→ **Task directions**: Report how many lines in the records below hold the word "title". Add nothing to the number.

- Opening Delimiter -

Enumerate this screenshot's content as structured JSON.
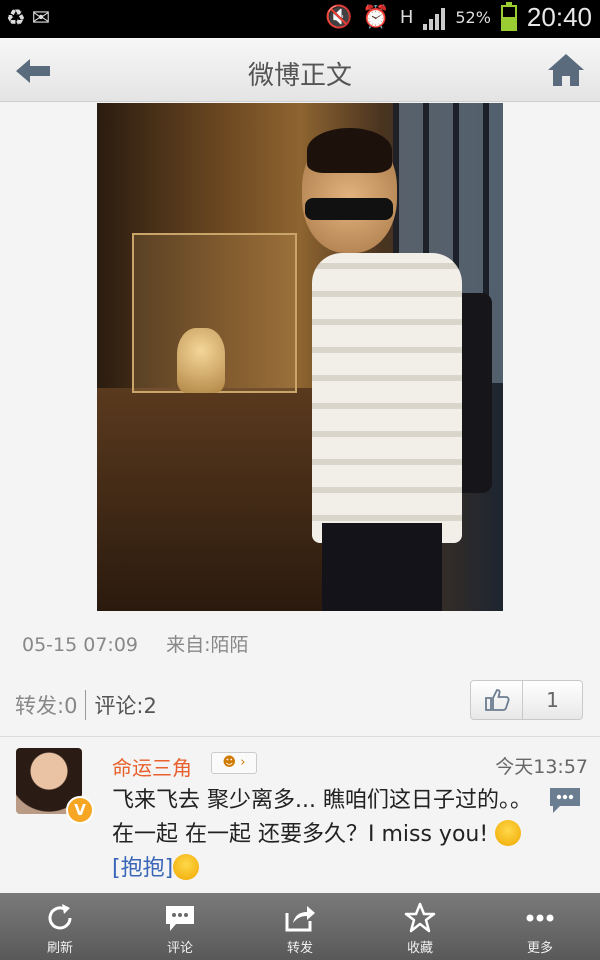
{
  "statusbar": {
    "battery_pct": "52%",
    "battery_level": 0.52,
    "time": "20:40",
    "network": "H",
    "icons": [
      "recycle-icon",
      "mail-icon",
      "mute-icon",
      "alarm-icon",
      "signal-icon"
    ]
  },
  "header": {
    "title": "微博正文",
    "back_icon": "back-arrow-icon",
    "home_icon": "home-icon"
  },
  "post": {
    "photo_icon": "photo-image",
    "date": "05-15 07:09",
    "source": "来自:陌陌",
    "forward": "转发:0",
    "comments": "评论:2",
    "likes": "1"
  },
  "comment": {
    "name": "命运三角",
    "level_badge": "☻ ›",
    "time": "今天13:57",
    "text_before": "飞来飞去 聚少离多... 瞧咱们这日子过的。。在一起 在一起 还要多久？I miss you! ",
    "tag": "[抱抱]",
    "vip_badge": "V"
  },
  "bottombar": {
    "tabs": [
      {
        "label": "刷新",
        "icon": "refresh-icon"
      },
      {
        "label": "评论",
        "icon": "comment-icon"
      },
      {
        "label": "转发",
        "icon": "share-icon"
      },
      {
        "label": "收藏",
        "icon": "star-icon"
      },
      {
        "label": "更多",
        "icon": "more-icon"
      }
    ]
  },
  "colors": {
    "accent_name": "#e8612c",
    "link": "#3a66b8",
    "bar_bg": "#595959"
  }
}
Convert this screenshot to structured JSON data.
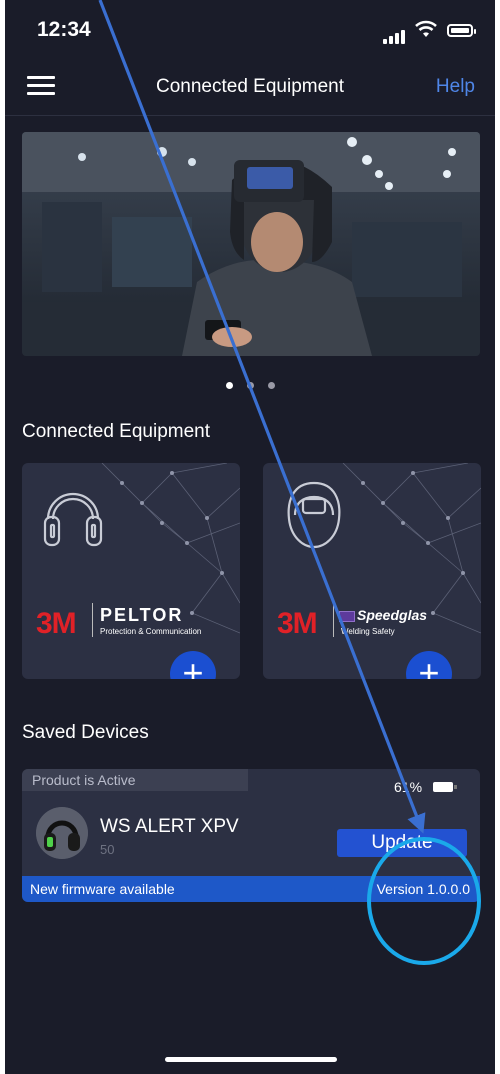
{
  "status_bar": {
    "time": "12:34"
  },
  "header": {
    "title": "Connected Equipment",
    "help_label": "Help"
  },
  "carousel": {
    "page_count": 3,
    "active_index": 0
  },
  "connected_section": {
    "title": "Connected Equipment"
  },
  "cards": [
    {
      "brand_mark": "3M",
      "brand_name": "PELTOR",
      "brand_sub": "Protection & Communication",
      "icon": "headset-icon",
      "add_symbol": "+"
    },
    {
      "brand_mark": "3M",
      "brand_name": "Speedglas",
      "brand_sub": "Welding Safety",
      "icon": "welding-helmet-icon",
      "add_symbol": "+"
    }
  ],
  "saved_section": {
    "title": "Saved Devices"
  },
  "saved_device": {
    "status": "Product is Active",
    "battery": "61%",
    "name": "WS ALERT XPV",
    "number": "50",
    "update_label": "Update",
    "firmware_message": "New firmware available",
    "version": "Version 1.0.0.0"
  },
  "colors": {
    "background": "#1a1c29",
    "card": "#2c3043",
    "accent": "#2352d1",
    "link": "#4f86e8",
    "brand_red": "#e12127",
    "annotation": "#1aa9ea"
  }
}
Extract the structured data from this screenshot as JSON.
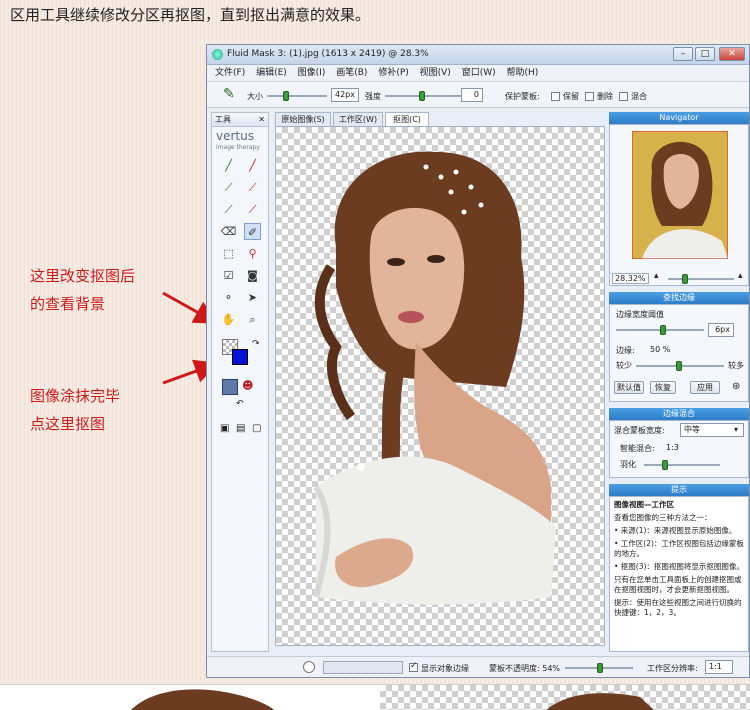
{
  "caption": "区用工具继续修改分区再抠图，直到抠出满意的效果。",
  "annotations": {
    "background": [
      "这里改变抠图后",
      "的查看背景"
    ],
    "cutout": [
      "图像涂抹完毕",
      "点这里抠图"
    ]
  },
  "window": {
    "title": "Fluid Mask 3: (1).jpg (1613 x 2419) @ 28.3%",
    "buttons": [
      "–",
      "□",
      "✕"
    ]
  },
  "menu": [
    "文件(F)",
    "编辑(E)",
    "图像(I)",
    "画笔(B)",
    "修补(P)",
    "视图(V)",
    "窗口(W)",
    "帮助(H)"
  ],
  "toolbar": {
    "size_label": "大小",
    "size_value": "42px",
    "hardness_label": "强度",
    "hardness_value": "0",
    "protect_label": "保护蒙板:",
    "protect_options": [
      "保留",
      "删除",
      "混合"
    ]
  },
  "tools_panel": {
    "title": "工具",
    "logo": "vertus",
    "logo_sub": "image therapy"
  },
  "tabs": [
    {
      "label": "原始图像(S)",
      "active": false
    },
    {
      "label": "工作区(W)",
      "active": false
    },
    {
      "label": "抠图(C)",
      "active": true
    }
  ],
  "navigator": {
    "title": "Navigator",
    "zoom": "28.32%"
  },
  "edge_panel": {
    "title": "查找边缘",
    "threshold_label": "边缘宽度阈值",
    "width_value": "6px",
    "contrast_label": "边缘:",
    "contrast_value": "50 %",
    "low_label": "较少",
    "high_label": "较多",
    "buttons": [
      "默认值",
      "恢复",
      "应用"
    ]
  },
  "blend_panel": {
    "title": "边缘混合",
    "mode_label": "混合蒙板宽度:",
    "mode_value": "中等",
    "ratio_label": "智能混合:",
    "ratio_value": "1:3",
    "feather_label": "羽化"
  },
  "hint_panel": {
    "title": "提示",
    "heading": "图像视图—工作区",
    "intro": "查看您图像的三种方法之一：",
    "items": [
      "• 来源(1)：来源视图显示原始图像。",
      "• 工作区(2)：工作区视图包括边缘蒙板的地方。",
      "• 抠图(3)：抠图视图将显示抠图图像。"
    ],
    "note": "只有在您单击工具面板上的创建抠图或在抠图视图时，才会更新抠图视图。",
    "tip": "提示：使用在这些视图之间进行切换的快捷键：1，2，3。"
  },
  "statusbar": {
    "show_edges_label": "显示对象边缘",
    "opacity_label": "蒙板不透明度: 54%",
    "work_res_label": "工作区分辨率:",
    "work_res_value": "1:1"
  },
  "colors": {
    "accent": "#2d7cc8",
    "annotation": "#cc1a1a",
    "swatch_fg": "#0014d8"
  }
}
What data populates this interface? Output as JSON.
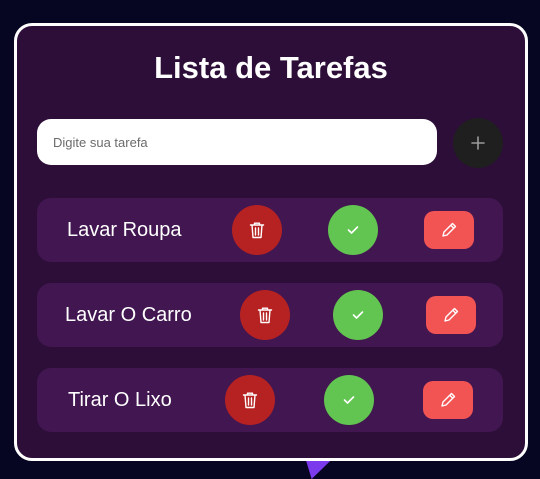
{
  "app": {
    "title": "Lista de Tarefas"
  },
  "input": {
    "placeholder": "Digite sua tarefa",
    "value": ""
  },
  "add_button": {
    "icon": "plus-icon"
  },
  "tasks": [
    {
      "label": "Lavar Roupa"
    },
    {
      "label": "Lavar O Carro"
    },
    {
      "label": "Tirar O Lixo"
    }
  ],
  "colors": {
    "background": "#070622",
    "card": "#2c0e38",
    "task_row": "#421651",
    "delete": "#b62222",
    "done": "#62c451",
    "edit": "#f25454",
    "add": "#1f1f1f"
  }
}
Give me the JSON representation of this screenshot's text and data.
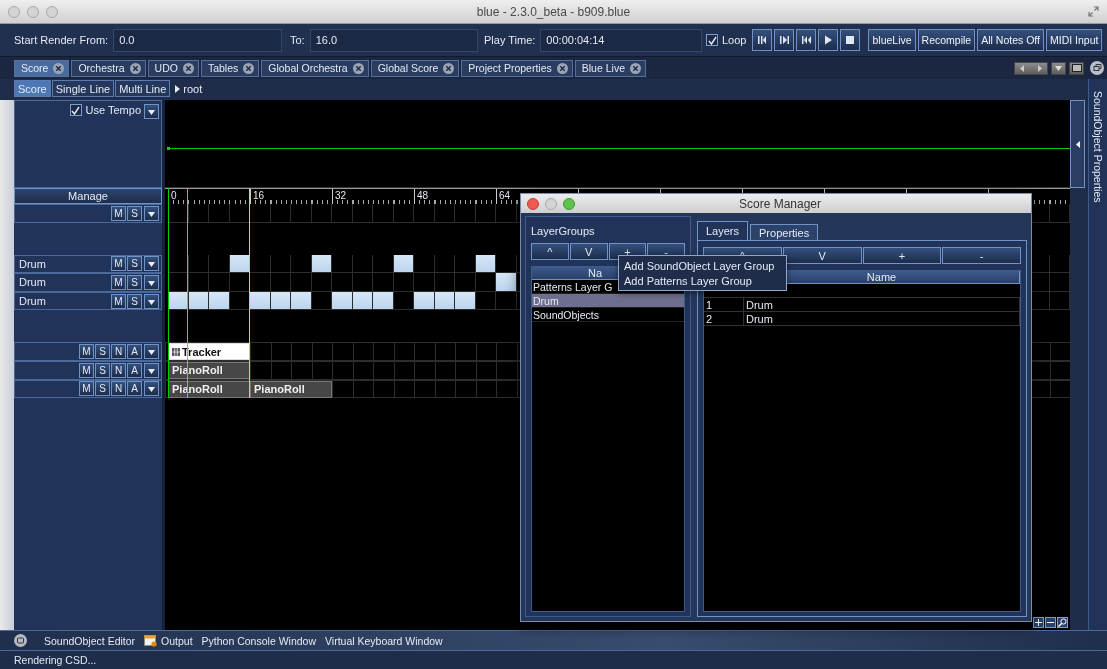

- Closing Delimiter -

→ **Answer box**: 11